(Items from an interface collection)
++++++++++

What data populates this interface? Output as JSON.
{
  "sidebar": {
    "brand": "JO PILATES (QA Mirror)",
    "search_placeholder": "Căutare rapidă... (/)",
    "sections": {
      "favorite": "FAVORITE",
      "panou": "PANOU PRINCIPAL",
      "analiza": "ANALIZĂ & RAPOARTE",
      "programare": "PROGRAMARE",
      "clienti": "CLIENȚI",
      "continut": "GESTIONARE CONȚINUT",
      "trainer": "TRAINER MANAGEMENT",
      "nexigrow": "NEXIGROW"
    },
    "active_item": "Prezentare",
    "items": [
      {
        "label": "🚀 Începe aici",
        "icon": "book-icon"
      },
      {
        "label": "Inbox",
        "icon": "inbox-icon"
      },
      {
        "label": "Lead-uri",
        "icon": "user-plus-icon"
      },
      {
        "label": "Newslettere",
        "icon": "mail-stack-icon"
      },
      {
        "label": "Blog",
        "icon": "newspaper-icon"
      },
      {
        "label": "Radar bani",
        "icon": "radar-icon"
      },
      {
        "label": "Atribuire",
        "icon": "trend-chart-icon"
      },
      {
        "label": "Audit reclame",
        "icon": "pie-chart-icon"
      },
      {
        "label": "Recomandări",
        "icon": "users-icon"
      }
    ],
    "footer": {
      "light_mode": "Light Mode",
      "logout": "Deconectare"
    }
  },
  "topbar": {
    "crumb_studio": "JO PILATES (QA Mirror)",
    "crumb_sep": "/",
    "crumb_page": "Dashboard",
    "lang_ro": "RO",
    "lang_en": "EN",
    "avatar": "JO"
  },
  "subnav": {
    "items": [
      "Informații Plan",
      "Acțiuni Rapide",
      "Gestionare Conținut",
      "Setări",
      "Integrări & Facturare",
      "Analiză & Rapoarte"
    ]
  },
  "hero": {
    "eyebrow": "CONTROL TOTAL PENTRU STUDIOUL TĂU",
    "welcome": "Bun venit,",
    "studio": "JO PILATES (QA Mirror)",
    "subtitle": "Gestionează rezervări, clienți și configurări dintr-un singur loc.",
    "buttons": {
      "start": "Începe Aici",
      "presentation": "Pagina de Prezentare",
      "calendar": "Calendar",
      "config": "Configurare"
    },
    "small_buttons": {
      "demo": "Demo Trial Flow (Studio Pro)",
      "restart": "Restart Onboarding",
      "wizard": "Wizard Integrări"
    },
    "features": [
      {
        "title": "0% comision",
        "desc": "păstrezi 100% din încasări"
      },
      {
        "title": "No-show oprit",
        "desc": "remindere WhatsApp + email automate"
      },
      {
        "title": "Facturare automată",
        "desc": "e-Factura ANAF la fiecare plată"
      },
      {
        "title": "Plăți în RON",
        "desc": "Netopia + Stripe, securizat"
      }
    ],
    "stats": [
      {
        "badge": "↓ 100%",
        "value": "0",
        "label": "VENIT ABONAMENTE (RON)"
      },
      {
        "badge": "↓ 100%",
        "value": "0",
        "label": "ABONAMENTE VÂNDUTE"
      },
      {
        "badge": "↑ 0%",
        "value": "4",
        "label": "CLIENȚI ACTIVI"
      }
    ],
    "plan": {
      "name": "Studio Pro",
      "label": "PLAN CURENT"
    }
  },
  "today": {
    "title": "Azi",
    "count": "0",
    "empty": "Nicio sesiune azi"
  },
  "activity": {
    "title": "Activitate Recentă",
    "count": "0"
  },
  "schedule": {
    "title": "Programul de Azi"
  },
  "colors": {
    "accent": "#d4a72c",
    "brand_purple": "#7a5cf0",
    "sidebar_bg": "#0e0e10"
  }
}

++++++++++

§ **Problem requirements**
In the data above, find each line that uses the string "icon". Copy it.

§ **Result of this task**
        "icon": "book-icon"
        "icon": "inbox-icon"
        "icon": "user-plus-icon"
        "icon": "mail-stack-icon"
        "icon": "newspaper-icon"
        "icon": "radar-icon"
        "icon": "trend-chart-icon"
        "icon": "pie-chart-icon"
        "icon": "users-icon"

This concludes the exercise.